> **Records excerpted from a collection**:
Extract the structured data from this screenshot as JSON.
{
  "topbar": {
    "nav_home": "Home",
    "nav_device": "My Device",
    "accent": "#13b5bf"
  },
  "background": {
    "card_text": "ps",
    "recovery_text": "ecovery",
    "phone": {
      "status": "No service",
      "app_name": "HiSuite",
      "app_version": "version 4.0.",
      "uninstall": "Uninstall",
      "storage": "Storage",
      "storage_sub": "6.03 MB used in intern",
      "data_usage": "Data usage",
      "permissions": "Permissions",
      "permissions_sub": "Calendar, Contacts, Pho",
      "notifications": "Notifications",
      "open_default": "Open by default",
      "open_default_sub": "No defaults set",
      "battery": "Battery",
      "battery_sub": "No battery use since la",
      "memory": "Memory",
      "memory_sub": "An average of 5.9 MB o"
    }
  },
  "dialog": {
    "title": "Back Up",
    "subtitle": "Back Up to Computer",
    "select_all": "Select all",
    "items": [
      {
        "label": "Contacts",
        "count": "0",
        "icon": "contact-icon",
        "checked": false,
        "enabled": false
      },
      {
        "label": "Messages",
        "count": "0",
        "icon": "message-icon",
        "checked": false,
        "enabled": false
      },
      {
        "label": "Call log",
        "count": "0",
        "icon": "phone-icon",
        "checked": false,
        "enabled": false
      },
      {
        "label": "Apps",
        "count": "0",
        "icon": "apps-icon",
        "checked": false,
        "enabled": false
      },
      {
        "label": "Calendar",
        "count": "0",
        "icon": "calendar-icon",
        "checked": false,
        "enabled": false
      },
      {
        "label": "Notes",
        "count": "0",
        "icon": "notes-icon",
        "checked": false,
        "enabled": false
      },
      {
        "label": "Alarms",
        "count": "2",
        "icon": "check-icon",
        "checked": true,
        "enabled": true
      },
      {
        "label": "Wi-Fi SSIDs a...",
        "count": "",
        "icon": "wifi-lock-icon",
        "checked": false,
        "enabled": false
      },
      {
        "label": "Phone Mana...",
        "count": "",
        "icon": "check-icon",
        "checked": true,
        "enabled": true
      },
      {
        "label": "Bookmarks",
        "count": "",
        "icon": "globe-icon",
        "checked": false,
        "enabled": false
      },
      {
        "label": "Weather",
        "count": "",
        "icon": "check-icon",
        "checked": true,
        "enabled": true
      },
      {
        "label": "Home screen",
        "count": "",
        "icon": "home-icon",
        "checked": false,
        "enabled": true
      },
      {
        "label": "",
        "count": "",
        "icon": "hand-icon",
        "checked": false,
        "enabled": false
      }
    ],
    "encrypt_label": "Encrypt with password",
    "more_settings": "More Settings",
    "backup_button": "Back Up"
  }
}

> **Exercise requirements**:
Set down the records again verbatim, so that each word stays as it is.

> **The completed task**:
Extract the structured data from this screenshot as JSON.
{
  "topbar": {
    "nav_home": "Home",
    "nav_device": "My Device",
    "accent": "#13b5bf"
  },
  "background": {
    "card_text": "ps",
    "recovery_text": "ecovery",
    "phone": {
      "status": "No service",
      "app_name": "HiSuite",
      "app_version": "version 4.0.",
      "uninstall": "Uninstall",
      "storage": "Storage",
      "storage_sub": "6.03 MB used in intern",
      "data_usage": "Data usage",
      "permissions": "Permissions",
      "permissions_sub": "Calendar, Contacts, Pho",
      "notifications": "Notifications",
      "open_default": "Open by default",
      "open_default_sub": "No defaults set",
      "battery": "Battery",
      "battery_sub": "No battery use since la",
      "memory": "Memory",
      "memory_sub": "An average of 5.9 MB o"
    }
  },
  "dialog": {
    "title": "Back Up",
    "subtitle": "Back Up to Computer",
    "select_all": "Select all",
    "items": [
      {
        "label": "Contacts",
        "count": "0",
        "icon": "contact-icon",
        "checked": false,
        "enabled": false
      },
      {
        "label": "Messages",
        "count": "0",
        "icon": "message-icon",
        "checked": false,
        "enabled": false
      },
      {
        "label": "Call log",
        "count": "0",
        "icon": "phone-icon",
        "checked": false,
        "enabled": false
      },
      {
        "label": "Apps",
        "count": "0",
        "icon": "apps-icon",
        "checked": false,
        "enabled": false
      },
      {
        "label": "Calendar",
        "count": "0",
        "icon": "calendar-icon",
        "checked": false,
        "enabled": false
      },
      {
        "label": "Notes",
        "count": "0",
        "icon": "notes-icon",
        "checked": false,
        "enabled": false
      },
      {
        "label": "Alarms",
        "count": "2",
        "icon": "check-icon",
        "checked": true,
        "enabled": true
      },
      {
        "label": "Wi-Fi SSIDs a...",
        "count": "",
        "icon": "wifi-lock-icon",
        "checked": false,
        "enabled": false
      },
      {
        "label": "Phone Mana...",
        "count": "",
        "icon": "check-icon",
        "checked": true,
        "enabled": true
      },
      {
        "label": "Bookmarks",
        "count": "",
        "icon": "globe-icon",
        "checked": false,
        "enabled": false
      },
      {
        "label": "Weather",
        "count": "",
        "icon": "check-icon",
        "checked": true,
        "enabled": true
      },
      {
        "label": "Home screen",
        "count": "",
        "icon": "home-icon",
        "checked": false,
        "enabled": true
      },
      {
        "label": "",
        "count": "",
        "icon": "hand-icon",
        "checked": false,
        "enabled": false
      }
    ],
    "encrypt_label": "Encrypt with password",
    "more_settings": "More Settings",
    "backup_button": "Back Up"
  }
}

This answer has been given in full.